§ PROBLEM STATEMENT
Search the listing below for the string "quote", then copy every line it appears in.

§ RECORDS TO USE
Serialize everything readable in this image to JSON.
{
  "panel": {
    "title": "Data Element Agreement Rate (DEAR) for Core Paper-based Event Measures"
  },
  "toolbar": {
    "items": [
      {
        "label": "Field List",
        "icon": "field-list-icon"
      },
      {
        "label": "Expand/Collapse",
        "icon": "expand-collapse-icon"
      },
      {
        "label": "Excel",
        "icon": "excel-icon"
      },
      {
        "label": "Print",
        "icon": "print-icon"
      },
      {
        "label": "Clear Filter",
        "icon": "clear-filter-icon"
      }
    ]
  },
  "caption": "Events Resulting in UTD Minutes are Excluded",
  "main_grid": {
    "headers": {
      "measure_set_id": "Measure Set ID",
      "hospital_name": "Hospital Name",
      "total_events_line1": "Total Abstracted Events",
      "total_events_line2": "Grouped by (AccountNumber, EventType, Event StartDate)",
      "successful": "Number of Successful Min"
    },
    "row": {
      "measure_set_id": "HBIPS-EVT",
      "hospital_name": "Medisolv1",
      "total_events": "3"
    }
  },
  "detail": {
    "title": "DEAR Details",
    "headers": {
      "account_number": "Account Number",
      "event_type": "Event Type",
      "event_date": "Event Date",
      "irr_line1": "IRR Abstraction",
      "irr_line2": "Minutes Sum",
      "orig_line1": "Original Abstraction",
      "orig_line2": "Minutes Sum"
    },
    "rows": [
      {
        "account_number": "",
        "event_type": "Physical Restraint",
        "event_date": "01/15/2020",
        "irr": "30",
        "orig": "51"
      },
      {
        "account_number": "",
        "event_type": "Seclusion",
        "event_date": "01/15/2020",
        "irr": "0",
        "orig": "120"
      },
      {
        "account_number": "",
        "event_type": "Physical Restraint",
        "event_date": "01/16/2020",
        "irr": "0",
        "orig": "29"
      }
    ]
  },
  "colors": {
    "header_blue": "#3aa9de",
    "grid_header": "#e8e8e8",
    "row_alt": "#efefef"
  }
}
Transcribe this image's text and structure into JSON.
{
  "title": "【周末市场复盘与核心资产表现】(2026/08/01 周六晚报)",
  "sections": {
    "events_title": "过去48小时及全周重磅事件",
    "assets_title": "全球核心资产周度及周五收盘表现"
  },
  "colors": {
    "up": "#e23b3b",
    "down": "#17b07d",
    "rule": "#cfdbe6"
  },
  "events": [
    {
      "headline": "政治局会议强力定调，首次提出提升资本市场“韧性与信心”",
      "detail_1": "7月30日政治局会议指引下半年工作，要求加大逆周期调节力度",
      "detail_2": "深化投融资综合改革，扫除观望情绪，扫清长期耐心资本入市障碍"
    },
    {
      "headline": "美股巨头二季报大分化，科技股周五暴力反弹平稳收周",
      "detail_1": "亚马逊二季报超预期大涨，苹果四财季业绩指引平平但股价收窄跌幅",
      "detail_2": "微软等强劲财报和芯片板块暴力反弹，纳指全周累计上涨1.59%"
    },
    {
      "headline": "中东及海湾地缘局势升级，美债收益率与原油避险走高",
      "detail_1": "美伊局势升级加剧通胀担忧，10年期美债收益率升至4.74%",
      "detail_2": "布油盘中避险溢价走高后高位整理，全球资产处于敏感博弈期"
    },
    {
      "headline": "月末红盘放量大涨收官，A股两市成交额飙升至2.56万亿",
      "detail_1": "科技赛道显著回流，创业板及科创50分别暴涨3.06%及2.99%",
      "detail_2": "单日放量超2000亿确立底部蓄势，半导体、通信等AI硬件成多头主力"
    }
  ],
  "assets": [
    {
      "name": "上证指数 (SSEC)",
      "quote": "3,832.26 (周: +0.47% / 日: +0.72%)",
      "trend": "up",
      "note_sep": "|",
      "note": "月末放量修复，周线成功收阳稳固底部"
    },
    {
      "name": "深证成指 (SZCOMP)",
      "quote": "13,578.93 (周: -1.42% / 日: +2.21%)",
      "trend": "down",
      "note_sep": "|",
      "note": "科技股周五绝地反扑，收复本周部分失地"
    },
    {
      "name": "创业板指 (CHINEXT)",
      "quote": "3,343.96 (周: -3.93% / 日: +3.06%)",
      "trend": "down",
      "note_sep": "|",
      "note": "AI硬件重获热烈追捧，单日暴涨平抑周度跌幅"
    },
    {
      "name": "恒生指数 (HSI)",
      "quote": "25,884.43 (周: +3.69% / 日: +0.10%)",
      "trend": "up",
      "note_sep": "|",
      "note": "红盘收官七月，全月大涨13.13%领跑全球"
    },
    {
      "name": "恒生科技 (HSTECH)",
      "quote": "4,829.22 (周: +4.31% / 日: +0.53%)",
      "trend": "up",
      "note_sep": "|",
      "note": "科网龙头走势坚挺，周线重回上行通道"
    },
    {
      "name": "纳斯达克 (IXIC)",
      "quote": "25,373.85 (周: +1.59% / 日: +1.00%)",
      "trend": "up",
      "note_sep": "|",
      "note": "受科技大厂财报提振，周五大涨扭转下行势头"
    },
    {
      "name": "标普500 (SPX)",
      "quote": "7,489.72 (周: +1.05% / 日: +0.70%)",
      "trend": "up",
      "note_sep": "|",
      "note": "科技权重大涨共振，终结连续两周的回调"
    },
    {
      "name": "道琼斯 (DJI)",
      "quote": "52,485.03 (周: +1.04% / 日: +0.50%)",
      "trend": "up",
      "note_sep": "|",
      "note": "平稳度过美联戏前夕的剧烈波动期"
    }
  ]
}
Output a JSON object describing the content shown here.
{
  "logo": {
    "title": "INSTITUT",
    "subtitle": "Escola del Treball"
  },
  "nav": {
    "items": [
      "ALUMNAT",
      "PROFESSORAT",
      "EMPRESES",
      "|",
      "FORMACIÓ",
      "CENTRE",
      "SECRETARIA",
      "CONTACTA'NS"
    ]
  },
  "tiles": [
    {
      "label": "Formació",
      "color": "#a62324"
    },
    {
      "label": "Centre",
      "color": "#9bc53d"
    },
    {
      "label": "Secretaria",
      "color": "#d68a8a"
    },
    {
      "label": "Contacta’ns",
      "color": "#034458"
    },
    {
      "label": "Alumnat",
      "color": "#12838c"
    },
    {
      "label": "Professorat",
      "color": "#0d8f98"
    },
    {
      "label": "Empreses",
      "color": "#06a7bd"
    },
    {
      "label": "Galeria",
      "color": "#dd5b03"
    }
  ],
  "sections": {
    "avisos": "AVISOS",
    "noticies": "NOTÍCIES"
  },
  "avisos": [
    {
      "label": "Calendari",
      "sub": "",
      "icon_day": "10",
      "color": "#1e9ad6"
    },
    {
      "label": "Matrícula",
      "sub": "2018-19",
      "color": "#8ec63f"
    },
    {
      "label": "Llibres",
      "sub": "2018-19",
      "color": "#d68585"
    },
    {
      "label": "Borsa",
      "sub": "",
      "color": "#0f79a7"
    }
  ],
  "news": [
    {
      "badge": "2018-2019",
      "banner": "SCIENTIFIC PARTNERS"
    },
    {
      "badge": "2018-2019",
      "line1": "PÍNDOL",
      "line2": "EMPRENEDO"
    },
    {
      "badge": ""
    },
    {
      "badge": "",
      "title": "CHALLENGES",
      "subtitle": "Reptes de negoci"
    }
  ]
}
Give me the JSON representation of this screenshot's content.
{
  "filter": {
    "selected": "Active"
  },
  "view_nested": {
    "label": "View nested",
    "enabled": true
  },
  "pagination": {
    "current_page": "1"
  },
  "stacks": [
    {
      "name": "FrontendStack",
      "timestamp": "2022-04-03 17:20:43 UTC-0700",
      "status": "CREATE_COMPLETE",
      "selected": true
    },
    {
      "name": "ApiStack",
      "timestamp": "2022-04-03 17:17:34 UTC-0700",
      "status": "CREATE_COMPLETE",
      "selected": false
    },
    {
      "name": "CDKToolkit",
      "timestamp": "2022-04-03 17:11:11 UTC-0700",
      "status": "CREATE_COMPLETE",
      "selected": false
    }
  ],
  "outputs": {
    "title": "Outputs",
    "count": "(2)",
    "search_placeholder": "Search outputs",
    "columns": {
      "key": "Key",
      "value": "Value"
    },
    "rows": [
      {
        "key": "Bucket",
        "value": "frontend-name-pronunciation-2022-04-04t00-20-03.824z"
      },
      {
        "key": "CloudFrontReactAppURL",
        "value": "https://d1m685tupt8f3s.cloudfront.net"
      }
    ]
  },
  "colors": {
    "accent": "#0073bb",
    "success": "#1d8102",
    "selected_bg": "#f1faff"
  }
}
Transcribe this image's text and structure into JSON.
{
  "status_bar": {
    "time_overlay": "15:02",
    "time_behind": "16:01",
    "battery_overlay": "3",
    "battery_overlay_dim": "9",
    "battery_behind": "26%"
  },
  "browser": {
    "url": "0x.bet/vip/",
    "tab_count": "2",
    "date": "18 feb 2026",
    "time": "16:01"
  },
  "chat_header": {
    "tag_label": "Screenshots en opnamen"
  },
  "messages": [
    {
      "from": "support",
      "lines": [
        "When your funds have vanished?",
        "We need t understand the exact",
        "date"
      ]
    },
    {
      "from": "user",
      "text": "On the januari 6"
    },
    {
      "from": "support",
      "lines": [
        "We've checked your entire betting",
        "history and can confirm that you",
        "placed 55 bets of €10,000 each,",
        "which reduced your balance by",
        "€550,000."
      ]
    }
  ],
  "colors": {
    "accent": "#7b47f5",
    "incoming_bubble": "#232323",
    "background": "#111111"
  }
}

§ WORKED SOLUTION
      "quote": "3,832.26 (周: +0.47% / 日: +0.72%)",
      "quote": "13,578.93 (周: -1.42% / 日: +2.21%)",
      "quote": "3,343.96 (周: -3.93% / 日: +3.06%)",
      "quote": "25,884.43 (周: +3.69% / 日: +0.10%)",
      "quote": "4,829.22 (周: +4.31% / 日: +0.53%)",
      "quote": "25,373.85 (周: +1.59% / 日: +1.00%)",
      "quote": "7,489.72 (周: +1.05% / 日: +0.70%)",
      "quote": "52,485.03 (周: +1.04% / 日: +0.50%)",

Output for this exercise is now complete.